This box office disappointment does reflect some real-life scenarios that more than a few parents face this time in the year. A large percentage of the population are middle-class parents requiring dual household incomes, with many parents working more than one job to stay afloat.

IN the holiday season prices of almost everything goes up, forcing more parents to work longer hours, and not having time to shop, and when they do attempt to buy overpriced gifts, they must fall mercy to the corporate brands and chaotic, hellish environment.

However we can buy online and not worry, it’s a simple click and pay – or is it?
Well its not that simple if the toy is not available or sold-out. The toys industry has several advantages compared to other manufacturing and distributing sectors. They can control the market, and not be publicly scrutinized (As a pharmaceutical company would be.) To prevent flat sales, months or weeks before the Christmas holiday, the toy industry simply increases their marketing with commercials and excels manufacturing and flood the market with the cool new toy, making it available everywhere.

Then at Christmas, the toy manufacturer slows production down, therefore causing an increased demand and making parents frantic; because they promised their child the “cool new toy,” forcing the parent to buy a different and more often expensive alternative.

Good news parents, after Christmas is over, and you bought the more expensive toy to make up for the inability and letdown you caused because you couldn’t give the “cool new toy” to your child; the manufacturers will release mass quantities of that toy so you can buy it! Helping you and their post-Christmas financial figures, assuring that they are stabilized.

What can a parent do so they are not guilted, pressured and extorted into buying toys that are costly because they were intentionally shorted on the market?

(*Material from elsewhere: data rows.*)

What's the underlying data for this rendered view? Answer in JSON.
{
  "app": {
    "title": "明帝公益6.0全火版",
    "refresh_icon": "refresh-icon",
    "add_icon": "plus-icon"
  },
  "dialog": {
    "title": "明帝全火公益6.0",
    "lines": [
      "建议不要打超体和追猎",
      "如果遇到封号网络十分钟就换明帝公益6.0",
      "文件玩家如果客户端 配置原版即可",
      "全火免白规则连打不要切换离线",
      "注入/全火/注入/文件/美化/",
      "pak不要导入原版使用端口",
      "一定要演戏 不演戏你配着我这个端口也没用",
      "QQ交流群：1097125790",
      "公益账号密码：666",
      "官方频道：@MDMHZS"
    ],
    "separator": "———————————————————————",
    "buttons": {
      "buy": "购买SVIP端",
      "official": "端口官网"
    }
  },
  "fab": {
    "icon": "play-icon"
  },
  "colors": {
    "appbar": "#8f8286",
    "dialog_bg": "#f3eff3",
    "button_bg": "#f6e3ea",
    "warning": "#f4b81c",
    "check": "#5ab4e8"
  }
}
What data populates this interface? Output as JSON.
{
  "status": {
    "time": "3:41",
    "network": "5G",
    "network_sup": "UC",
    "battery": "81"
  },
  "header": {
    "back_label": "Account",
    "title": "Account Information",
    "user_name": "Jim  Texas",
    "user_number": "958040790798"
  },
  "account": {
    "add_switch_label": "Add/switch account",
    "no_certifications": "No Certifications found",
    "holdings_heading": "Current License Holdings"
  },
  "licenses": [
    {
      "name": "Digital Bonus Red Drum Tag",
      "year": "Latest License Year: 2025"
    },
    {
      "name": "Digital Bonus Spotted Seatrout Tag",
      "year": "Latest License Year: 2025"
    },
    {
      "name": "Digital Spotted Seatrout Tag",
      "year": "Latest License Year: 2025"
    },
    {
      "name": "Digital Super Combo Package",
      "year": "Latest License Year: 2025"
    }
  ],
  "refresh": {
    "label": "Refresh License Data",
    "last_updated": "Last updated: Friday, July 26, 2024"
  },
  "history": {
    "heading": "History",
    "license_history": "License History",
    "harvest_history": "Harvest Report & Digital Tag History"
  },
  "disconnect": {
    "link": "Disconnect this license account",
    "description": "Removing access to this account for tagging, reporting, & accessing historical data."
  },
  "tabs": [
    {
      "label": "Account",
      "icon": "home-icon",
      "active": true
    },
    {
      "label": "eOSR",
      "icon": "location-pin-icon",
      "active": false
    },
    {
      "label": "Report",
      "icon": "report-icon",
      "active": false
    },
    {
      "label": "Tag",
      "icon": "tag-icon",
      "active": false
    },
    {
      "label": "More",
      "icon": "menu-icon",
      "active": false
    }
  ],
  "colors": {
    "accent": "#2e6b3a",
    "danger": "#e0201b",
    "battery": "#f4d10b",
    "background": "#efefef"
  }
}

With the spirit of Christmas, it can be an excellent opportunity to teach our children about the value of appreciation and equality. We live in a very diverse socially economic country, with drastic ranges in household incomes. We as parents are aware that our children compare gifts they receive from Santa, causing some children to wonder why the other kid got the expensive toy, and they did not.

So why not have Santa bring the toy that doesn’t cost a small fortune. Let it be something with significant meaning. And not the toy that will make “Johnny” at school feel like he got short sticked by Santa. Teach our children that Santa treats everyone equal.

Leave that expensive, cool new toy that’s has been swept off the shelves to come from you.
This will allow parents an opportunity to give their children a written promissory note; with a dedicated day to shop for that toy –After Christmas (it could even be on sale saving you some extra money.)

This will allow your child an opportunity to understand that you worked hard to get this present for them; and who knows your child may want something entirely different when the promised shopping day comes along.
Authored by an eVillage Parent of four children